===== DATASET RECORDS =====
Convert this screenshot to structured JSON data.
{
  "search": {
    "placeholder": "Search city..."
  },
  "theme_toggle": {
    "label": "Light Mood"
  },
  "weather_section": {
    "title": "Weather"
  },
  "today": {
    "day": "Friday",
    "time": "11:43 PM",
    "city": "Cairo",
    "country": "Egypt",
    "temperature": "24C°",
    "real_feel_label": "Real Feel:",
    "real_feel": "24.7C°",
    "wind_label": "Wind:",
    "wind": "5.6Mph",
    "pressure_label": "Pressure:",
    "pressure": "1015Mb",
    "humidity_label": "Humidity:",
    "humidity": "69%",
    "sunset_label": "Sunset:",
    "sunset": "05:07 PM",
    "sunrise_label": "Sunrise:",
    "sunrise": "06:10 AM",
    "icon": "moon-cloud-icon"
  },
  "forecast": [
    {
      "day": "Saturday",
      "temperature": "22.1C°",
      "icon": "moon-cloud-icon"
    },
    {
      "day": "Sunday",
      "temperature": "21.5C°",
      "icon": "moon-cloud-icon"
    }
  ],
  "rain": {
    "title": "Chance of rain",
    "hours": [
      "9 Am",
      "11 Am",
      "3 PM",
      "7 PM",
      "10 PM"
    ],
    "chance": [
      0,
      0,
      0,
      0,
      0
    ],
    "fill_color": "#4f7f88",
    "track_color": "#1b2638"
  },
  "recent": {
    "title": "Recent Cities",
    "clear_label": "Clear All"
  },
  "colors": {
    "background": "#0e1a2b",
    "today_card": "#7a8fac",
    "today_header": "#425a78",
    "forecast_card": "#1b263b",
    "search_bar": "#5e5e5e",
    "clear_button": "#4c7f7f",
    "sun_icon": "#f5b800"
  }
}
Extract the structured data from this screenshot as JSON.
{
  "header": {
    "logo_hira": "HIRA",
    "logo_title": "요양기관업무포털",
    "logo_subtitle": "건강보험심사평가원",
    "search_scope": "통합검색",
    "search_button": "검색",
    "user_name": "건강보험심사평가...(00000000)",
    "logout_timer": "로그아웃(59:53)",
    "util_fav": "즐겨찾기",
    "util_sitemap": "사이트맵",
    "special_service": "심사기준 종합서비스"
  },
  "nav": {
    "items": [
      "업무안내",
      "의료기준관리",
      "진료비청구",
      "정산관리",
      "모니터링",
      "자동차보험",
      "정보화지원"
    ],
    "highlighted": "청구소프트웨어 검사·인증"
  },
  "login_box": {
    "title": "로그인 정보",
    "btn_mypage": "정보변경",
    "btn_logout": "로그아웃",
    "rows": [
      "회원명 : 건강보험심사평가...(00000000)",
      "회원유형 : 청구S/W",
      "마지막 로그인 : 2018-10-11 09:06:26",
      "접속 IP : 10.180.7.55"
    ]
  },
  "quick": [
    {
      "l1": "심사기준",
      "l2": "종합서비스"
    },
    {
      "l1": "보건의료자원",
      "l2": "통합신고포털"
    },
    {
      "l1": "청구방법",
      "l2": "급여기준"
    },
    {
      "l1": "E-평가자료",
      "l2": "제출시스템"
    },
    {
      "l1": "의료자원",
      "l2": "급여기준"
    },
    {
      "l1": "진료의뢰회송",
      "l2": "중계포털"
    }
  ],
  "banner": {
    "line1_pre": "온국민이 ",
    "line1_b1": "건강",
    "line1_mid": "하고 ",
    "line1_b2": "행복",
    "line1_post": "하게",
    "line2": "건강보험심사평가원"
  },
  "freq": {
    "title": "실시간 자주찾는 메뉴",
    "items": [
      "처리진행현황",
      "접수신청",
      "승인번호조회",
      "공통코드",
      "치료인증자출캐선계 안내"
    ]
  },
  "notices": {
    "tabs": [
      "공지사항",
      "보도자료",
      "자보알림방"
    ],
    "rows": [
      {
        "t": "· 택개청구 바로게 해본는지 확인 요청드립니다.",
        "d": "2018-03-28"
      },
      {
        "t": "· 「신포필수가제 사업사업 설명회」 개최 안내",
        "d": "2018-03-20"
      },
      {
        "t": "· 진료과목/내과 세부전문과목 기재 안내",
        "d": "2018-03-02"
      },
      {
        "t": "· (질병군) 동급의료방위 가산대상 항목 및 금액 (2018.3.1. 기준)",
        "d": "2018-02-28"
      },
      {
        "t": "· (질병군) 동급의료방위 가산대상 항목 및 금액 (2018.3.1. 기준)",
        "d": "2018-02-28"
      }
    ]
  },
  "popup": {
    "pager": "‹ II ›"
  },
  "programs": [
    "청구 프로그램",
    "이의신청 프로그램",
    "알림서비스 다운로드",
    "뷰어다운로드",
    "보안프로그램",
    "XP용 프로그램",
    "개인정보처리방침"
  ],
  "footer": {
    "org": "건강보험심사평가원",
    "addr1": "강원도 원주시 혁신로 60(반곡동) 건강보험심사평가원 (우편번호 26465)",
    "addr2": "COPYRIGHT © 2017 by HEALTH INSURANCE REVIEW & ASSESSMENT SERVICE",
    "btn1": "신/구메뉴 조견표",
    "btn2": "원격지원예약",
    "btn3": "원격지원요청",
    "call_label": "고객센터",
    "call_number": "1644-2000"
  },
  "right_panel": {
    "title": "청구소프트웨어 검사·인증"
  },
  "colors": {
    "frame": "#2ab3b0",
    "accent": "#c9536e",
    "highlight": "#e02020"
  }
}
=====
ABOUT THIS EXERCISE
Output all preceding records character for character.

WRITTEN ANSWER
Convert this screenshot to structured JSON data.
{
  "search": {
    "placeholder": "Search city..."
  },
  "theme_toggle": {
    "label": "Light Mood"
  },
  "weather_section": {
    "title": "Weather"
  },
  "today": {
    "day": "Friday",
    "time": "11:43 PM",
    "city": "Cairo",
    "country": "Egypt",
    "temperature": "24C°",
    "real_feel_label": "Real Feel:",
    "real_feel": "24.7C°",
    "wind_label": "Wind:",
    "wind": "5.6Mph",
    "pressure_label": "Pressure:",
    "pressure": "1015Mb",
    "humidity_label": "Humidity:",
    "humidity": "69%",
    "sunset_label": "Sunset:",
    "sunset": "05:07 PM",
    "sunrise_label": "Sunrise:",
    "sunrise": "06:10 AM",
    "icon": "moon-cloud-icon"
  },
  "forecast": [
    {
      "day": "Saturday",
      "temperature": "22.1C°",
      "icon": "moon-cloud-icon"
    },
    {
      "day": "Sunday",
      "temperature": "21.5C°",
      "icon": "moon-cloud-icon"
    }
  ],
  "rain": {
    "title": "Chance of rain",
    "hours": [
      "9 Am",
      "11 Am",
      "3 PM",
      "7 PM",
      "10 PM"
    ],
    "chance": [
      0,
      0,
      0,
      0,
      0
    ],
    "fill_color": "#4f7f88",
    "track_color": "#1b2638"
  },
  "recent": {
    "title": "Recent Cities",
    "clear_label": "Clear All"
  },
  "colors": {
    "background": "#0e1a2b",
    "today_card": "#7a8fac",
    "today_header": "#425a78",
    "forecast_card": "#1b263b",
    "search_bar": "#5e5e5e",
    "clear_button": "#4c7f7f",
    "sun_icon": "#f5b800"
  }
}
Extract the structured data from this screenshot as JSON.
{
  "header": {
    "logo_hira": "HIRA",
    "logo_title": "요양기관업무포털",
    "logo_subtitle": "건강보험심사평가원",
    "search_scope": "통합검색",
    "search_button": "검색",
    "user_name": "건강보험심사평가...(00000000)",
    "logout_timer": "로그아웃(59:53)",
    "util_fav": "즐겨찾기",
    "util_sitemap": "사이트맵",
    "special_service": "심사기준 종합서비스"
  },
  "nav": {
    "items": [
      "업무안내",
      "의료기준관리",
      "진료비청구",
      "정산관리",
      "모니터링",
      "자동차보험",
      "정보화지원"
    ],
    "highlighted": "청구소프트웨어 검사·인증"
  },
  "login_box": {
    "title": "로그인 정보",
    "btn_mypage": "정보변경",
    "btn_logout": "로그아웃",
    "rows": [
      "회원명 : 건강보험심사평가...(00000000)",
      "회원유형 : 청구S/W",
      "마지막 로그인 : 2018-10-11 09:06:26",
      "접속 IP : 10.180.7.55"
    ]
  },
  "quick": [
    {
      "l1": "심사기준",
      "l2": "종합서비스"
    },
    {
      "l1": "보건의료자원",
      "l2": "통합신고포털"
    },
    {
      "l1": "청구방법",
      "l2": "급여기준"
    },
    {
      "l1": "E-평가자료",
      "l2": "제출시스템"
    },
    {
      "l1": "의료자원",
      "l2": "급여기준"
    },
    {
      "l1": "진료의뢰회송",
      "l2": "중계포털"
    }
  ],
  "banner": {
    "line1_pre": "온국민이 ",
    "line1_b1": "건강",
    "line1_mid": "하고 ",
    "line1_b2": "행복",
    "line1_post": "하게",
    "line2": "건강보험심사평가원"
  },
  "freq": {
    "title": "실시간 자주찾는 메뉴",
    "items": [
      "처리진행현황",
      "접수신청",
      "승인번호조회",
      "공통코드",
      "치료인증자출캐선계 안내"
    ]
  },
  "notices": {
    "tabs": [
      "공지사항",
      "보도자료",
      "자보알림방"
    ],
    "rows": [
      {
        "t": "· 택개청구 바로게 해본는지 확인 요청드립니다.",
        "d": "2018-03-28"
      },
      {
        "t": "· 「신포필수가제 사업사업 설명회」 개최 안내",
        "d": "2018-03-20"
      },
      {
        "t": "· 진료과목/내과 세부전문과목 기재 안내",
        "d": "2018-03-02"
      },
      {
        "t": "· (질병군) 동급의료방위 가산대상 항목 및 금액 (2018.3.1. 기준)",
        "d": "2018-02-28"
      },
      {
        "t": "· (질병군) 동급의료방위 가산대상 항목 및 금액 (2018.3.1. 기준)",
        "d": "2018-02-28"
      }
    ]
  },
  "popup": {
    "pager": "‹ II ›"
  },
  "programs": [
    "청구 프로그램",
    "이의신청 프로그램",
    "알림서비스 다운로드",
    "뷰어다운로드",
    "보안프로그램",
    "XP용 프로그램",
    "개인정보처리방침"
  ],
  "footer": {
    "org": "건강보험심사평가원",
    "addr1": "강원도 원주시 혁신로 60(반곡동) 건강보험심사평가원 (우편번호 26465)",
    "addr2": "COPYRIGHT © 2017 by HEALTH INSURANCE REVIEW & ASSESSMENT SERVICE",
    "btn1": "신/구메뉴 조견표",
    "btn2": "원격지원예약",
    "btn3": "원격지원요청",
    "call_label": "고객센터",
    "call_number": "1644-2000"
  },
  "right_panel": {
    "title": "청구소프트웨어 검사·인증"
  },
  "colors": {
    "frame": "#2ab3b0",
    "accent": "#c9536e",
    "highlight": "#e02020"
  }
}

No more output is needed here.